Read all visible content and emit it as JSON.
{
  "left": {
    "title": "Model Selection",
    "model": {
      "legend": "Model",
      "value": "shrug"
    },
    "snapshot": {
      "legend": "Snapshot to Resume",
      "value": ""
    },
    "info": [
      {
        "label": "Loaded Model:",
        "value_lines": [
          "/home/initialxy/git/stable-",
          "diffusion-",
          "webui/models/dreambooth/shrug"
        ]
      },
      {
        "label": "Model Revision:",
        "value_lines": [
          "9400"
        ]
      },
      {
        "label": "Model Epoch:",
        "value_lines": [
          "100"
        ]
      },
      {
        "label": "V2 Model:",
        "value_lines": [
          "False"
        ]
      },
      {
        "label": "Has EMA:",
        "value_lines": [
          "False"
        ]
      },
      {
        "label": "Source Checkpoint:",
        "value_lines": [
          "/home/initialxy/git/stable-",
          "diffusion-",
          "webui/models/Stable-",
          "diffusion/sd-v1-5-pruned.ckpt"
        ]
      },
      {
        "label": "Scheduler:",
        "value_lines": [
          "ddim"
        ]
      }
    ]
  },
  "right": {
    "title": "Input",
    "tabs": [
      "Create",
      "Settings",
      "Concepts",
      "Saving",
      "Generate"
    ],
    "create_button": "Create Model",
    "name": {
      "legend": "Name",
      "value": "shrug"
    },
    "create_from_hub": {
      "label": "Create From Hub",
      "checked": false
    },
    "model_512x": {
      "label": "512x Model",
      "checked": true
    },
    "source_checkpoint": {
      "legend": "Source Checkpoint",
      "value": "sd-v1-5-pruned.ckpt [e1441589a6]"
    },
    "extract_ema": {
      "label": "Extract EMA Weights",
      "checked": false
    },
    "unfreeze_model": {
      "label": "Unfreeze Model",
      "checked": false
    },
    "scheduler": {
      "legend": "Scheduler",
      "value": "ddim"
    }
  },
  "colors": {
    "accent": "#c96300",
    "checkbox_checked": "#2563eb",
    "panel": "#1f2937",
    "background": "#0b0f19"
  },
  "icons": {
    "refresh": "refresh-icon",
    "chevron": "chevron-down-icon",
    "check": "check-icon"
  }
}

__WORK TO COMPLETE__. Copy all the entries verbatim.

__WRITTEN ANSWER__.
Read all visible content and emit it as JSON.
{
  "left": {
    "title": "Model Selection",
    "model": {
      "legend": "Model",
      "value": "shrug"
    },
    "snapshot": {
      "legend": "Snapshot to Resume",
      "value": ""
    },
    "info": [
      {
        "label": "Loaded Model:",
        "value_lines": [
          "/home/initialxy/git/stable-",
          "diffusion-",
          "webui/models/dreambooth/shrug"
        ]
      },
      {
        "label": "Model Revision:",
        "value_lines": [
          "9400"
        ]
      },
      {
        "label": "Model Epoch:",
        "value_lines": [
          "100"
        ]
      },
      {
        "label": "V2 Model:",
        "value_lines": [
          "False"
        ]
      },
      {
        "label": "Has EMA:",
        "value_lines": [
          "False"
        ]
      },
      {
        "label": "Source Checkpoint:",
        "value_lines": [
          "/home/initialxy/git/stable-",
          "diffusion-",
          "webui/models/Stable-",
          "diffusion/sd-v1-5-pruned.ckpt"
        ]
      },
      {
        "label": "Scheduler:",
        "value_lines": [
          "ddim"
        ]
      }
    ]
  },
  "right": {
    "title": "Input",
    "tabs": [
      "Create",
      "Settings",
      "Concepts",
      "Saving",
      "Generate"
    ],
    "create_button": "Create Model",
    "name": {
      "legend": "Name",
      "value": "shrug"
    },
    "create_from_hub": {
      "label": "Create From Hub",
      "checked": false
    },
    "model_512x": {
      "label": "512x Model",
      "checked": true
    },
    "source_checkpoint": {
      "legend": "Source Checkpoint",
      "value": "sd-v1-5-pruned.ckpt [e1441589a6]"
    },
    "extract_ema": {
      "label": "Extract EMA Weights",
      "checked": false
    },
    "unfreeze_model": {
      "label": "Unfreeze Model",
      "checked": false
    },
    "scheduler": {
      "legend": "Scheduler",
      "value": "ddim"
    }
  },
  "colors": {
    "accent": "#c96300",
    "checkbox_checked": "#2563eb",
    "panel": "#1f2937",
    "background": "#0b0f19"
  },
  "icons": {
    "refresh": "refresh-icon",
    "chevron": "chevron-down-icon",
    "check": "check-icon"
  }
}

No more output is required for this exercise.